Research on the impact of the fault’s thickness on underground roadways
Faults are complex zones composed of linked fault segments, one or more high strain slip surfaces nested within regions of high and low strains, Riedel shears, splay faults, dilatational and constructional jogs, and relay ramps (D.R. Faulkner et al. 2010). Fault zones control a wide range of crustal processes, which have a controlling influence on the crust’s mechanical property (Zoe.K. Shipton. 2010). Engineering geological conditions in underground mines are complex, which usually have fault zones at different scales (Xun Xi et al. 2015). To exploit a valuable ore more effectively and economically, mining engineers have to design some roadways under faults. When tunnels are arranged under the fault and the distance between the fault and the tunnel is short, the fault plays an important role in controlling the displacement of tunnels. Therefore, it is necessary to analyze the impact of faults on underground roadways in different scales. Some scholars have tried to analyze the stability of tunnels in fault zones by performing physical and

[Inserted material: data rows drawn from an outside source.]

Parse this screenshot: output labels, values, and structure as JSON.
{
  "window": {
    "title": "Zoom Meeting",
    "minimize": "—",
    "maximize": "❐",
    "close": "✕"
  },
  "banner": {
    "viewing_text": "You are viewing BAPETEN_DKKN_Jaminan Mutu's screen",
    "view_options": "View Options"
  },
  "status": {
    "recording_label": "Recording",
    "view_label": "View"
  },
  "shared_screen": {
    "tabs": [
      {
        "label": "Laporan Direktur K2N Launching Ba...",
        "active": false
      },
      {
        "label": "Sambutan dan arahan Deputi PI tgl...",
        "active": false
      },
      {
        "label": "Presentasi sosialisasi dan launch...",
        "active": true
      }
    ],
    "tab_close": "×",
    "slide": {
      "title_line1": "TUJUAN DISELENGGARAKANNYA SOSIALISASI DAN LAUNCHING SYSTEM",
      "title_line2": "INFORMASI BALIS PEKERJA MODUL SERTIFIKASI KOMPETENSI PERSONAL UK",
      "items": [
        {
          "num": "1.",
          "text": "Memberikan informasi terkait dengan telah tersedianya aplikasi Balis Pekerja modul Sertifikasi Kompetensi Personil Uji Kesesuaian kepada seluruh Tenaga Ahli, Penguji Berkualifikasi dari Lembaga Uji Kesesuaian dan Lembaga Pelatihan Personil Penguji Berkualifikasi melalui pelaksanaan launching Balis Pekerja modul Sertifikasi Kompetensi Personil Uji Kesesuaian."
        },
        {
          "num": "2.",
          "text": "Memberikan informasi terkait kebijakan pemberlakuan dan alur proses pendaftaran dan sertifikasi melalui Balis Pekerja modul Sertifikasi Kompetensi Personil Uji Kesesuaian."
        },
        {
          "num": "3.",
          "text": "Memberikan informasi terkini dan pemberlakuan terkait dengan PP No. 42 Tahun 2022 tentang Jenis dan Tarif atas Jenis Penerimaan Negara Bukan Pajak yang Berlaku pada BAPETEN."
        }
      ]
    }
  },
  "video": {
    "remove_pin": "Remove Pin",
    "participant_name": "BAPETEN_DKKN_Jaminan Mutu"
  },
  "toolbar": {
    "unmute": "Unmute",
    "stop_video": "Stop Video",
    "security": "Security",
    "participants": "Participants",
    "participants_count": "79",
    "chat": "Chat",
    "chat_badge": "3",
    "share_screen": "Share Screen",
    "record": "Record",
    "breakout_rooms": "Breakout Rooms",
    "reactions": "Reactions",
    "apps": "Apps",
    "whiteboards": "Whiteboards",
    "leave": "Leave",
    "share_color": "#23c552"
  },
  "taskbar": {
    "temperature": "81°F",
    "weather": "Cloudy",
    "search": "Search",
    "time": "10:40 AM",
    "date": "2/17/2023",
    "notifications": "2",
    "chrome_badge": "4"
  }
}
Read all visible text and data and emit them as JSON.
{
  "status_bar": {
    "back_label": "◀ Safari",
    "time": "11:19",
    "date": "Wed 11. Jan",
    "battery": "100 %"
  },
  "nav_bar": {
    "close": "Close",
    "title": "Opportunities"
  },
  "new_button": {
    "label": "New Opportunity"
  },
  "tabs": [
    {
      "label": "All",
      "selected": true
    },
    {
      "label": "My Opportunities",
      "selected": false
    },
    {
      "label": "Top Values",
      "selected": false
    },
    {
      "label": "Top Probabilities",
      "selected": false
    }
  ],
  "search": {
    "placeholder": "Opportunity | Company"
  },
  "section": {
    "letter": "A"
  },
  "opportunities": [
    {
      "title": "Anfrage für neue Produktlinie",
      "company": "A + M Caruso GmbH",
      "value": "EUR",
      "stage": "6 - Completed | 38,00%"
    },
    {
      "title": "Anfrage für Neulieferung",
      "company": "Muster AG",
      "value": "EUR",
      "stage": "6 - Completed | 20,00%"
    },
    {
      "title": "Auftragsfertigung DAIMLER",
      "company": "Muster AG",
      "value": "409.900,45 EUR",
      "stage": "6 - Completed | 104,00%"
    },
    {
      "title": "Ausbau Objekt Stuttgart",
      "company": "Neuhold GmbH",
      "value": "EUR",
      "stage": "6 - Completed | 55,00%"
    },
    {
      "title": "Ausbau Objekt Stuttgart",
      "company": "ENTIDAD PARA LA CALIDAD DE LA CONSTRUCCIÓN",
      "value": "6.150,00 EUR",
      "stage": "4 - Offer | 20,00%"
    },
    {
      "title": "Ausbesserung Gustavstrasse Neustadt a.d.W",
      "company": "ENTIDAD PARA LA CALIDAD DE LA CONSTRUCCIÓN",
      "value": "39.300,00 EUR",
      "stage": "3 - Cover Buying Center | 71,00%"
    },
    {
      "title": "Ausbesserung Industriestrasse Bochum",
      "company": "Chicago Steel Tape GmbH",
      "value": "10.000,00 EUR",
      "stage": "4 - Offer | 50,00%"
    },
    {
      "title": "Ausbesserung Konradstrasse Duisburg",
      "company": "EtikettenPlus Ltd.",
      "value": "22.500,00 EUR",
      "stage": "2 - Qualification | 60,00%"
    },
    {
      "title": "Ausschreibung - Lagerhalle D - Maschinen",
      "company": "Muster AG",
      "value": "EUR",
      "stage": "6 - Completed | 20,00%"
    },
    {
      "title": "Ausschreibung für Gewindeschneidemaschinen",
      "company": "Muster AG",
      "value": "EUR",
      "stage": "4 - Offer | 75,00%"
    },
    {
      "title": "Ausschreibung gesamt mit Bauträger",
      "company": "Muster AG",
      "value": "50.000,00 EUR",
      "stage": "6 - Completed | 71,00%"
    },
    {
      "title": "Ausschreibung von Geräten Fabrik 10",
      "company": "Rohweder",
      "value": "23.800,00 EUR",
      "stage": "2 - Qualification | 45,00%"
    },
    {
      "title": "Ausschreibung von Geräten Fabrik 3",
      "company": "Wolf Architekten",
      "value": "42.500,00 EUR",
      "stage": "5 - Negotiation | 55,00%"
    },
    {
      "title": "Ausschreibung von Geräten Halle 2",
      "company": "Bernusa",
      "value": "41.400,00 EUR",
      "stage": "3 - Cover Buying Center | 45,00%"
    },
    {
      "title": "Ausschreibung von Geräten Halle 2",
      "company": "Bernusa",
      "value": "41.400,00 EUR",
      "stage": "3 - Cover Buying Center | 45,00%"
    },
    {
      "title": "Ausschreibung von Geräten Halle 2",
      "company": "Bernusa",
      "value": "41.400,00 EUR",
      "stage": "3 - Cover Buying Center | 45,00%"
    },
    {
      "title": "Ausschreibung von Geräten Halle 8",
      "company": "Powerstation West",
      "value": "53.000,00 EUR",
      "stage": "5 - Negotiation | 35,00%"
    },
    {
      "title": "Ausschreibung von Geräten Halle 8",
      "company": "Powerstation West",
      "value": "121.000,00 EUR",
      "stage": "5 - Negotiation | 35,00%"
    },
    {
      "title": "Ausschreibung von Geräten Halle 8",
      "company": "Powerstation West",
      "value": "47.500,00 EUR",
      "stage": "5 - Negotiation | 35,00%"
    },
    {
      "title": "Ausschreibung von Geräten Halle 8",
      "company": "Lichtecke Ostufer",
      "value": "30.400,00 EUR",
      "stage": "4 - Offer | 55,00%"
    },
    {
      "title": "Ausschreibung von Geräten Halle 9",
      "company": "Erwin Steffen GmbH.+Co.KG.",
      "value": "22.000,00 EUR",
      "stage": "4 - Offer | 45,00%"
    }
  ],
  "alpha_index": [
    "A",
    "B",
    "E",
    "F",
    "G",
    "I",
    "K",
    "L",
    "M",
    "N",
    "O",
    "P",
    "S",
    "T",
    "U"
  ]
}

The numerical simulation model was 60 m in height, 50 m in width and 50 m in length (Figure 2). It was divided into 124,299 zones and 23,296 grid points. The shape of the tunnel was a three-centered arch. The faults with different thicknesses were achieved by changing the mechanical parameters of zones in different locations. The parameters of the fault and the rock are described in Table 1. The stress condition in these models was set up as SXX = 30 MPa, SYY = 25 MPa, and SZZ = 20 MPa.